|From the Editor....
Qiniliq can barely be seen traversing the snow-walled
back yard 'canyons'. Photo: Hamilton
It was in my December 2010 editorial where I mentioned we did not yet have a snow cover. And here it is March already and, mercifully, near the end of a horrific winter. Spring has officially arrived and has visibly begun to arrive as well here in northwest Connecticut. There's still snow on the ground, but the surface of the pens has cleared of compacted ice without the often protracted several inches of wall-to-wall standing water. The twice or thrice daily schlepping of hot water from the house to thaw the kennel buckets is almost down to nil, although we're not quite ready to re-attach the water hose to the frost-free valve up by the kennel. Winter kennel chores would have been far more palatable had we been able to get the dogs in harness more that we did. We run in a wildlife foundation area whose extensive trail system is open to the public for a variety of uses except motorized vehicles. For the most part we peacefully co-exist with the deer, most hikers, joggers, wild-eyed horses and their riders, cross country skiers and walkers of dogs usually on leashes (but not the ones off leash and out of control). We don't have to fear being run down by that category of reckless snowmobilers who drink and drive, speed and refuse to make a cautious pass. Besides, aside from the cacophony our dogs create until the snub line is released, we really enjoy the quiet sounds of rhythmic footfalls, swishing runners and the wind blowing through the evergreens. After a really big snowfall we rely on the cross country skiers in particular to pack a bit of the snow. Surely Inuit Dogs don't need a groomed trail, but early on in the season we got a nearly two-foot dump, and that was that. No trail users, save for the rare snowshoer, wanted to set foot, ski or runner on that surface. And with multiple weekly snow storms accumulating over six feet (1.8 m) for the season plus a couple of freezing rain storms, all of us who enjoyed being in the winter woods knew we were done for. Our dogs, who sensed something didn't compute – snow plus cold should've equaled sledding, but didn't – finally gave up anticipating the daily ride in the dog truck. Although we dutifully blew their pens free of snow after every storm so they couldn't just walk over the 6 ft high fencing, the back yard and large exercise pen (the perimeters of both had to be repeatedly "moated" to prevent dogs from easily going over those fences) provided plenty of obstacle courses and very deep snow for entertainment and workouts. All our Inuit Dogs are good at accepting realities, making do with what they are provided and finding other ways to have fun.
Repeatedly leaping 'leads' with no chance of an icy plunge
was loads of fun for Monkey. Photo: Hamilton

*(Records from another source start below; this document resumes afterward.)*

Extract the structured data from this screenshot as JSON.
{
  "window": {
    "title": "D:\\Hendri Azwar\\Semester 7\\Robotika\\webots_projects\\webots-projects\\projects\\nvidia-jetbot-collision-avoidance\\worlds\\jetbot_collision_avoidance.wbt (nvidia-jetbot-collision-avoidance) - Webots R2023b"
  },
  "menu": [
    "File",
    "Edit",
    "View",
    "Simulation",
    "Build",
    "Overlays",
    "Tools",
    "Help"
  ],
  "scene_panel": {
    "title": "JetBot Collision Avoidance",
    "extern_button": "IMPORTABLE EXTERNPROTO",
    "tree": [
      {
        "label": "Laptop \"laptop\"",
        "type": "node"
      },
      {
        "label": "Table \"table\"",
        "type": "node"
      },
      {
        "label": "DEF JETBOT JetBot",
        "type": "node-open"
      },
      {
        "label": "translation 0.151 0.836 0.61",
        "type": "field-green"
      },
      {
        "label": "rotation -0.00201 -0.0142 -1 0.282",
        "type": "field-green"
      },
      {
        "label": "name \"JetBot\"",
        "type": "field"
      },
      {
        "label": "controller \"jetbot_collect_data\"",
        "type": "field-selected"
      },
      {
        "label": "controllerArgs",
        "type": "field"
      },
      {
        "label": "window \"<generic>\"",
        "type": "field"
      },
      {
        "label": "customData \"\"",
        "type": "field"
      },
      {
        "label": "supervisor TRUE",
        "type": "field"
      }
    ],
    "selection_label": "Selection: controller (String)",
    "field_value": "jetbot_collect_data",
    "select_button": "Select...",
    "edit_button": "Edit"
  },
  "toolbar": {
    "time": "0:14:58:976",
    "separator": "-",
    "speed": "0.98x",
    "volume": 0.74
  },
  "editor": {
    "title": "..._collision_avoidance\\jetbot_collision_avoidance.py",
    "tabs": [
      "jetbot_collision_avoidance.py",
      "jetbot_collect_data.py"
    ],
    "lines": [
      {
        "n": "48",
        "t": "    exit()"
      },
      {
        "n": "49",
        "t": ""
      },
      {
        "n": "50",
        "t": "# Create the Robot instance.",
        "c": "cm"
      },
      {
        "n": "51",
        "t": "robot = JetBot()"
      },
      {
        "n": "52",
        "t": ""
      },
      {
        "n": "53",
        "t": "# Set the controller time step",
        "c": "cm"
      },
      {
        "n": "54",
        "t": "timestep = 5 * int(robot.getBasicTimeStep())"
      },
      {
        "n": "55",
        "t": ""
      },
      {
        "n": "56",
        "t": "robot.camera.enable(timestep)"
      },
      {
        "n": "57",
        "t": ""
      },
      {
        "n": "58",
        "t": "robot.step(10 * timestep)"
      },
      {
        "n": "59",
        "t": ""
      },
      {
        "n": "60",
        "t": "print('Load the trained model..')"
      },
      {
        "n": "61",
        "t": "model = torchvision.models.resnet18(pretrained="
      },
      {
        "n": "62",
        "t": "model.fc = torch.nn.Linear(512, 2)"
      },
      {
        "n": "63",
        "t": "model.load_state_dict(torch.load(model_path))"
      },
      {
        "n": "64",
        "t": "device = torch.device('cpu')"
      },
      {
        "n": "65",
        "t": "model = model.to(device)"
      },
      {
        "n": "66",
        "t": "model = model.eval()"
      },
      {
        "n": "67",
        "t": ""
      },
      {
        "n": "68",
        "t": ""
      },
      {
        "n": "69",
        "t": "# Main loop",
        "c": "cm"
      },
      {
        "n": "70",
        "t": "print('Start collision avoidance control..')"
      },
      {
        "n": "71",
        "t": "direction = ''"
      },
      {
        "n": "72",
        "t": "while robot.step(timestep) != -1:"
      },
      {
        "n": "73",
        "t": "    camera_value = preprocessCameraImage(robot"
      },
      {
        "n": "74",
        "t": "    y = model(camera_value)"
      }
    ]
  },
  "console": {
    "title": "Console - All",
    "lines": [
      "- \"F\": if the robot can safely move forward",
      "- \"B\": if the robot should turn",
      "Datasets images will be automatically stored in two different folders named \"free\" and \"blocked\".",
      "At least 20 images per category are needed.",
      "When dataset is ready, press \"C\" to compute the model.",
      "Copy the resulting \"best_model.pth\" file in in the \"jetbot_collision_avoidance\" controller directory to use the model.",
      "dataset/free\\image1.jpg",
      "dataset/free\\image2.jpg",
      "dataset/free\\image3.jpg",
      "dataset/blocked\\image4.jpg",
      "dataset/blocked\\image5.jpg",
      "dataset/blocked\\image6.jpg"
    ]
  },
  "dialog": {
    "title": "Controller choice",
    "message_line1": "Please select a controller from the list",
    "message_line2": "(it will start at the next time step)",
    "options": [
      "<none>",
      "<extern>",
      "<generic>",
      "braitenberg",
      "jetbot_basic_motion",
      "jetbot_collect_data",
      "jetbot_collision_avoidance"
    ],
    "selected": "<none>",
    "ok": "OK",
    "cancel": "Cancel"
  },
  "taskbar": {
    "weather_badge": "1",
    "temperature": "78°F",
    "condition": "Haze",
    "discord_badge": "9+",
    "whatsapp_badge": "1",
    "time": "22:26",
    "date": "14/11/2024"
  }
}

Spring hasn't arrived everywhere The Fan Hitch is being read, but the March issue seems to be the right time to once again get up on my soapbox and extol the virtues of "adopting" retired or semi-retired arctic Inuit Dogs. In general, their original owners seek less environmentally and physically demanding homes for these dogs whom they love – around eight years old but sometimes younger or a little older – who, while still quite vigorous, cannot keep up with the younger team dogs. Dogs to be placed are generally quite capable of harness work and seem to transition well from fan to tandem hitch. Many soon learn to crave the extra attention that is easier to come by in a below-the-tree line setting and are happy to just to "hang out" with their new favorite people. These dogs are not your neighbor's Golden Retriever. They can still be tough and demanding, and they require just the right person with the right set up for a successful transition and a mutually rewarding relationship. If you think you are up to the challenge, contact me.

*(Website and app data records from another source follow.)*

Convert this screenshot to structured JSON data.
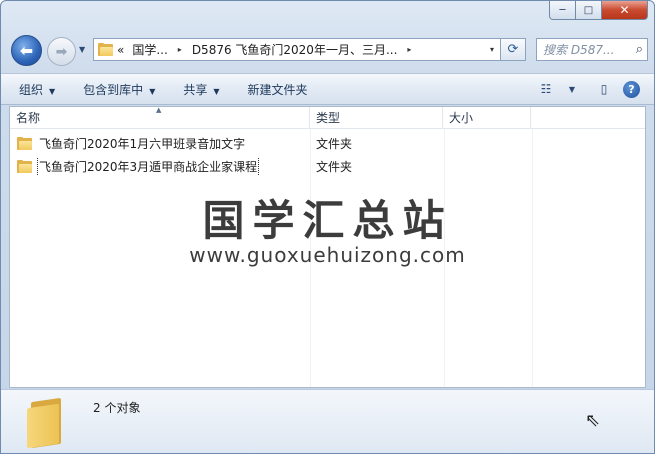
{
  "window": {
    "min_label": "─",
    "max_label": "□",
    "close_label": "✕"
  },
  "nav": {
    "back_glyph": "⬅",
    "forward_glyph": "➡",
    "history_glyph": "▼",
    "address": {
      "chevrons": "«",
      "segment1": "国学...",
      "segment2": "D5876 飞鱼奇门2020年一月、三月...",
      "arrow": "▸",
      "dropdown": "▾"
    },
    "refresh_glyph": "⟳",
    "search_placeholder": "搜索 D587...",
    "search_glyph": "⌕"
  },
  "toolbar": {
    "organize": "组织",
    "include_in_library": "包含到库中",
    "share": "共享",
    "new_folder": "新建文件夹",
    "caret": "▼",
    "view_glyph": "☷",
    "preview_glyph": "▯",
    "help_glyph": "?"
  },
  "columns": {
    "name": "名称",
    "type": "类型",
    "size": "大小",
    "sort_glyph": "▲"
  },
  "files": [
    {
      "name": "飞鱼奇门2020年1月六甲班录音加文字",
      "type": "文件夹",
      "size": ""
    },
    {
      "name": "飞鱼奇门2020年3月遁甲商战企业家课程",
      "type": "文件夹",
      "size": ""
    }
  ],
  "watermark": {
    "title": "国学汇总站",
    "url": "www.guoxuehuizong.com"
  },
  "status": {
    "count": "2 个对象",
    "cursor_glyph": "⇖"
  },
  "colors": {
    "accent": "#2d63b8",
    "folder": "#f1c95e",
    "close": "#c94a2f"
  }
}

Monkey, Mark and Romulus. Bonding began with introductions
at the airport. Within a very few weeks, both dogs and humans felt

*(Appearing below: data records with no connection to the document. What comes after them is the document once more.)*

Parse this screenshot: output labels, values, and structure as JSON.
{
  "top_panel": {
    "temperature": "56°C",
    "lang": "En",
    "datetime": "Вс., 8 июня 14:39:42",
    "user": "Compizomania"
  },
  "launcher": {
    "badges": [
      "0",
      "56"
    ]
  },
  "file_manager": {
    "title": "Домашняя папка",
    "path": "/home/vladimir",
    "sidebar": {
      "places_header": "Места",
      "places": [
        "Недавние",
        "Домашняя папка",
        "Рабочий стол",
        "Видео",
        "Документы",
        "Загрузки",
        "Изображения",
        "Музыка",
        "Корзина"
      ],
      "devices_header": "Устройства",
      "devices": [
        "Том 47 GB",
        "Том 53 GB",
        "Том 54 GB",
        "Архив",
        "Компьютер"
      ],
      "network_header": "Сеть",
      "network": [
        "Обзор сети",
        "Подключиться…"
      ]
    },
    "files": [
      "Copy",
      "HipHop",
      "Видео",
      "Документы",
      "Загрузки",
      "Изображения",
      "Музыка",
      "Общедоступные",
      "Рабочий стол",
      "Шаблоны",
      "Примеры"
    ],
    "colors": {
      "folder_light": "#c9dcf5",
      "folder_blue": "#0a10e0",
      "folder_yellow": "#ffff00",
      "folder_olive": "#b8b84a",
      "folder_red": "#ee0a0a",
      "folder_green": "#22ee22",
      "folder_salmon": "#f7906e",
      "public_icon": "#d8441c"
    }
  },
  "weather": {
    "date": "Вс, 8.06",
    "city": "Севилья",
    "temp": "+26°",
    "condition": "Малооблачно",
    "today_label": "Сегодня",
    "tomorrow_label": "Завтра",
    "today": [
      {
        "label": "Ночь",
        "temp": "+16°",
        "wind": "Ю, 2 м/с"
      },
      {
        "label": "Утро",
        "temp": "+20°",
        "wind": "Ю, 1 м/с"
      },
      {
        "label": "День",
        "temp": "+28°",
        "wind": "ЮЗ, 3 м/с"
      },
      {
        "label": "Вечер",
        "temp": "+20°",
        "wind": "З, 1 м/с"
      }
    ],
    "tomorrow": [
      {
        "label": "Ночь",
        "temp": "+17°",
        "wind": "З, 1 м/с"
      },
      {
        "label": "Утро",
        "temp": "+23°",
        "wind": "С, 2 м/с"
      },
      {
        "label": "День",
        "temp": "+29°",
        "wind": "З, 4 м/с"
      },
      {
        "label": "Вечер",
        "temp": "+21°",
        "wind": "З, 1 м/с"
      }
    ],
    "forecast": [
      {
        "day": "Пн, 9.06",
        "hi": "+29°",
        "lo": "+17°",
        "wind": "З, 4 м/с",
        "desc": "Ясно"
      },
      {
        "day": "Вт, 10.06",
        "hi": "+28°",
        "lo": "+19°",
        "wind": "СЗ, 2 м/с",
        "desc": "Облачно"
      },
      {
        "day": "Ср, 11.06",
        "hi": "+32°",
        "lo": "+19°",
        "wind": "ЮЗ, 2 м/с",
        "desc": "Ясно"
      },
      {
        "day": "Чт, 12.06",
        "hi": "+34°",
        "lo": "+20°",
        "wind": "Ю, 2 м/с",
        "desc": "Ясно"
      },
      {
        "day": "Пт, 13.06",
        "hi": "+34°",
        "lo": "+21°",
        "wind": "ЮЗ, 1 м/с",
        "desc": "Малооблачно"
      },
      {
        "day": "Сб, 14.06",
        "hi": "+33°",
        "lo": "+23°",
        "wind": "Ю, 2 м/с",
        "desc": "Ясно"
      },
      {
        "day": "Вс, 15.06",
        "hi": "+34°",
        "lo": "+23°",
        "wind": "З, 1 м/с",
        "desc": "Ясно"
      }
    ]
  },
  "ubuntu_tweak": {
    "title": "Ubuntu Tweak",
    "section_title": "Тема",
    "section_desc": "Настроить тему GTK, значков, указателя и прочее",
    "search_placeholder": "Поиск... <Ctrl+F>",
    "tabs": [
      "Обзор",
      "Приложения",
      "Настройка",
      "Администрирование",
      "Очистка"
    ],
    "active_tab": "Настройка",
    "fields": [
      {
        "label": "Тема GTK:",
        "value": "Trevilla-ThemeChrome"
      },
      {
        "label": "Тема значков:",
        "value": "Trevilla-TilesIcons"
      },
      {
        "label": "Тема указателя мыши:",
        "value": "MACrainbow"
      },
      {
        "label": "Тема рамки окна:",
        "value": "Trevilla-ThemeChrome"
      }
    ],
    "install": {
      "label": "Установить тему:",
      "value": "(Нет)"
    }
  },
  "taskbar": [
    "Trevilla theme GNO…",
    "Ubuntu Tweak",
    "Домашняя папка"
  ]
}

as if they had enjoyed each other's company forever!
Wishing you smooth ice, narrow leads,